Riparian vegetation composition and diversity shows resilience following cessation of livestock grazing in northeastern Oregon, USA.

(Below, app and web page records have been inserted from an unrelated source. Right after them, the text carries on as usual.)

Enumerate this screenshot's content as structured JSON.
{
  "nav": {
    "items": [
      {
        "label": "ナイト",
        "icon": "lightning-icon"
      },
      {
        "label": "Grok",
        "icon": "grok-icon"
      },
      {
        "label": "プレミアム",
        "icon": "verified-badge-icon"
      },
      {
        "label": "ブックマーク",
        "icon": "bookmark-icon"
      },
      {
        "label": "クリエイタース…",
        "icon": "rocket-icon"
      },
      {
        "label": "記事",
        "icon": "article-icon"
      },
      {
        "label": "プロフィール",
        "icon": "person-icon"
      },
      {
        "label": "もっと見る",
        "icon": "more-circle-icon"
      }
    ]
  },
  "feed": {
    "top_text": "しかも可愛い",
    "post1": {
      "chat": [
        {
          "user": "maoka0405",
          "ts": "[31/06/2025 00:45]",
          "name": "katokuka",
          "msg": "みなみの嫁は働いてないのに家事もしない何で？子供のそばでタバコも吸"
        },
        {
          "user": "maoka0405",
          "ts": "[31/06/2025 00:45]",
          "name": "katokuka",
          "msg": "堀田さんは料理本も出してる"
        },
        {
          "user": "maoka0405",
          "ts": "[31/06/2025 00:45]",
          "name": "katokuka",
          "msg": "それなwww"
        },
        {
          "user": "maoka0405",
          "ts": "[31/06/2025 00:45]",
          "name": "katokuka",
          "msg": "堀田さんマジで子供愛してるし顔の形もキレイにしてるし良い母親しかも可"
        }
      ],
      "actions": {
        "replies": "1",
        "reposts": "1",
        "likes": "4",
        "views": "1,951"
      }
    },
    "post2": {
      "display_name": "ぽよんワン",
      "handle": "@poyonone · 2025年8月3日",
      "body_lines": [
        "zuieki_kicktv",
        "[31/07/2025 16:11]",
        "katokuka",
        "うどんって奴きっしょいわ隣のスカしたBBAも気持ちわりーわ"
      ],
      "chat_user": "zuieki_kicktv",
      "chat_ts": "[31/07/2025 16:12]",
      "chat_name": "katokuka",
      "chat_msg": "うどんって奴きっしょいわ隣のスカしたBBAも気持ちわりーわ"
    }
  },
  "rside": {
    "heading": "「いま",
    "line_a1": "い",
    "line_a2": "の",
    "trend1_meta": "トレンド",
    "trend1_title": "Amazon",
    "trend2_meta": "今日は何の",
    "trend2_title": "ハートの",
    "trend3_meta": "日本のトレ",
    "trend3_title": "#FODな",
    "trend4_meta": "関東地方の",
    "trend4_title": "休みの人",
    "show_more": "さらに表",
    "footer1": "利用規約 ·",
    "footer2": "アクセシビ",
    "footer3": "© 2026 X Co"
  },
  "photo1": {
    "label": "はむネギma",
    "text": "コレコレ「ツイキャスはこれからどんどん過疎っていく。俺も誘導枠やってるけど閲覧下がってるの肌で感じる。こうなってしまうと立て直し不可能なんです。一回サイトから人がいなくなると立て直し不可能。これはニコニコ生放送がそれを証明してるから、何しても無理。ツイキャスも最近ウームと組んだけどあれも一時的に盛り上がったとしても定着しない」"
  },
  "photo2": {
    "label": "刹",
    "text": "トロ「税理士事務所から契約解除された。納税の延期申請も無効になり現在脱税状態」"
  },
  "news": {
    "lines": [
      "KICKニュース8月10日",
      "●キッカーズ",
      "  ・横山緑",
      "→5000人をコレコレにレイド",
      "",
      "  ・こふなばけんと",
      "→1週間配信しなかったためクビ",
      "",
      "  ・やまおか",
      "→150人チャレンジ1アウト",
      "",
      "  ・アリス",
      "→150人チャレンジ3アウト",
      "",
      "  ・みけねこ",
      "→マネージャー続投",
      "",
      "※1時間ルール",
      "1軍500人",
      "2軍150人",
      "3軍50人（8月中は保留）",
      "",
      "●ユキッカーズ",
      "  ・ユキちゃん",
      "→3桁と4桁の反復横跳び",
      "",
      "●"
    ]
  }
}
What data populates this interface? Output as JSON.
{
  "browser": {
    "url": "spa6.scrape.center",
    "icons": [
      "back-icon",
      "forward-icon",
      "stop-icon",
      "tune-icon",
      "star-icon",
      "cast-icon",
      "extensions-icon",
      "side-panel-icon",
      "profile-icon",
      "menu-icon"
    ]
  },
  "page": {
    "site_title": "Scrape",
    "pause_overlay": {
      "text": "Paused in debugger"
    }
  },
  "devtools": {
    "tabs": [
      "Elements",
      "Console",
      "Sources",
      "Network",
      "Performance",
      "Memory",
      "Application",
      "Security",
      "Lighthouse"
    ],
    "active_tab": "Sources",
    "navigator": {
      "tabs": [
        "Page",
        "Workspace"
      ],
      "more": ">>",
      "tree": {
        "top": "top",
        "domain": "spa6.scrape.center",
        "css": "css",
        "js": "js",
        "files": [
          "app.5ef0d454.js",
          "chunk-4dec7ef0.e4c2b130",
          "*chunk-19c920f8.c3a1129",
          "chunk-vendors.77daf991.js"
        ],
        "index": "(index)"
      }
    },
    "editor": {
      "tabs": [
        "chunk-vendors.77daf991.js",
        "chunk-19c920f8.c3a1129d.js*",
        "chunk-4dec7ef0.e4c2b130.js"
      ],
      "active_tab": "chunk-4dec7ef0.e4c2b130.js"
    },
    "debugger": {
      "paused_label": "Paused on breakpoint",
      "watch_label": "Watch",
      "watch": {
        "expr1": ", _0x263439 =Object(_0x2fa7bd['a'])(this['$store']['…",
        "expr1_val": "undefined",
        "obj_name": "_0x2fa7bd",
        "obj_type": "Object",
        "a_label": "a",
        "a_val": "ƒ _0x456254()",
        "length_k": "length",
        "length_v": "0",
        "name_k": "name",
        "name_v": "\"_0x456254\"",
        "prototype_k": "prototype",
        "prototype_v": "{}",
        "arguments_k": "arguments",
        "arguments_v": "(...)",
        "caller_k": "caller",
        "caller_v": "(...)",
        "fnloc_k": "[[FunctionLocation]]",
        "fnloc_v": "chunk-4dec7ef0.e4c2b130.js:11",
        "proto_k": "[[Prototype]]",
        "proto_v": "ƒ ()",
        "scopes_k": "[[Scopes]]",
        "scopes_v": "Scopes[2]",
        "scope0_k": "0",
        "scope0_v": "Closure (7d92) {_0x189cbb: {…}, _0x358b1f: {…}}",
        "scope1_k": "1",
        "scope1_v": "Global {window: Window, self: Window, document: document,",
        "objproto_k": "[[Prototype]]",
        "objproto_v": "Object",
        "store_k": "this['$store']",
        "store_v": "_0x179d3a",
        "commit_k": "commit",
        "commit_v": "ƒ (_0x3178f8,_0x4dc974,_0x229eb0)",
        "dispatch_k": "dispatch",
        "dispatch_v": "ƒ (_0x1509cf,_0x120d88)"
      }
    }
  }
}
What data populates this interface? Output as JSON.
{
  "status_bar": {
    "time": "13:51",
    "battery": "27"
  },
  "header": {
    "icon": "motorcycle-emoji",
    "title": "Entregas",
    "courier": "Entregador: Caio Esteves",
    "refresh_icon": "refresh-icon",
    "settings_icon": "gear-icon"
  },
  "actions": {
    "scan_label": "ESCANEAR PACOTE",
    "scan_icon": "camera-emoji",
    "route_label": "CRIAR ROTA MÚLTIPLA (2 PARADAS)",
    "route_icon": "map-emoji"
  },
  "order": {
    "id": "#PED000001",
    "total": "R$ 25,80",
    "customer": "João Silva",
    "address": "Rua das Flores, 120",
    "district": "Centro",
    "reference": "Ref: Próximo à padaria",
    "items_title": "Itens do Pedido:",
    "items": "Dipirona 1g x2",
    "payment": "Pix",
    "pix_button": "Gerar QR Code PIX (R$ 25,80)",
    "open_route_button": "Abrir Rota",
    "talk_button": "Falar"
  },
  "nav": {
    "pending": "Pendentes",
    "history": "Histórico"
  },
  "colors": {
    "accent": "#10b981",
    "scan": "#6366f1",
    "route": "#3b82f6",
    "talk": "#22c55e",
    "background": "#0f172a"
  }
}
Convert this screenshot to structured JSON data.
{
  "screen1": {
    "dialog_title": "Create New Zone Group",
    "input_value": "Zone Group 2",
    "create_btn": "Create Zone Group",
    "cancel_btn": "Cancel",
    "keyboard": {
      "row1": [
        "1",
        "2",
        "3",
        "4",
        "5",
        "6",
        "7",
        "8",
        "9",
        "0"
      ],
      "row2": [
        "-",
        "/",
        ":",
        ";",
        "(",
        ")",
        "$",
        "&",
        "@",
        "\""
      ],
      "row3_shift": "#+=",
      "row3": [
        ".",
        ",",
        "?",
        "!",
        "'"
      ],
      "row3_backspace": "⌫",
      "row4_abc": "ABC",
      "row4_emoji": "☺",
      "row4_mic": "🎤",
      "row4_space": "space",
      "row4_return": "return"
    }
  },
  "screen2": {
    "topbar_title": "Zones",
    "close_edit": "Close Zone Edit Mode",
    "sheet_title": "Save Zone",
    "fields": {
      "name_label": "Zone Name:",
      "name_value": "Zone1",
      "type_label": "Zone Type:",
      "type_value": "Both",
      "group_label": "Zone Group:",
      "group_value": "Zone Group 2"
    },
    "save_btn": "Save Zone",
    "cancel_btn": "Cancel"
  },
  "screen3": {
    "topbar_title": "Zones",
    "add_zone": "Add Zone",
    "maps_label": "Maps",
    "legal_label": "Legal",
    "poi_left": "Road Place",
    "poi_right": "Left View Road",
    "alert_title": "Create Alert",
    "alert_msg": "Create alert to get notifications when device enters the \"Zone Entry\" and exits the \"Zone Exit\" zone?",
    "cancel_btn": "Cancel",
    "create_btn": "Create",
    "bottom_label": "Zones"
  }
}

Riparian ecosystem restoration has been accomplished through exclusion of livestock using corridor fencing along hundreds of kilometers of streams in the western United States, for the benefit of riparian-obligate wildlife and endangered fishes. Yet, there are limited scientific studies that have evaluated more than short-term shifts in vegetation composition and diversity at a single location or handful of locations following grazing. We sampled riparian vegetation composition along 11-paired grazed and ungrazed (exclosed) stream reaches in northeastern Oregon. Exclosure ages ranged from 2 to >30 years and grazing treatments varied from light grazing every one out of three years to heavy season-long grazing. Species richness and diversity was higher in the ungrazed reaches (p = 0.002). The abundance of native sedges (Carex spp.) and broad-leaved forbs were also significantly (p ≤ 0.05) greater in ungrazed areas. In contrast, exotic species adapted to grazing such as Poa pratensis and Trifolium repens were more abundant in grazed stream reaches. The prevalence of hydrophytic species significantly increased (p ≤ 0.01) in ungrazed reaches, (based on wetland species indicator scores), indicating that wetland-dominated communities within the ungrazed stream reaches were replacing ones adapted to drier environments. The increased abundance of facultative and wetland-obligate species in ungrazed reaches compared to grazed reaches suggests that livestock grazing exacerbates those climate change effects also leading to warmer and drier conditions. Further, riparian-obligate shrub cover along the streambank was higher in 7 of 8 exclosures that were older than 5 years (p = 0.05). As a restoration approach, the inherent resilience of riparian ecosystems exhibited in ungrazed riparian zones suggest positive feedbacks to other beneficial ecosystem processes such as increased species and habitat diversity, increased carbon sequestration, enhanced allochthonous inputs and greater sediment retention, that would affect the aquatic and terrestrial biota, water quality, and stream morphology.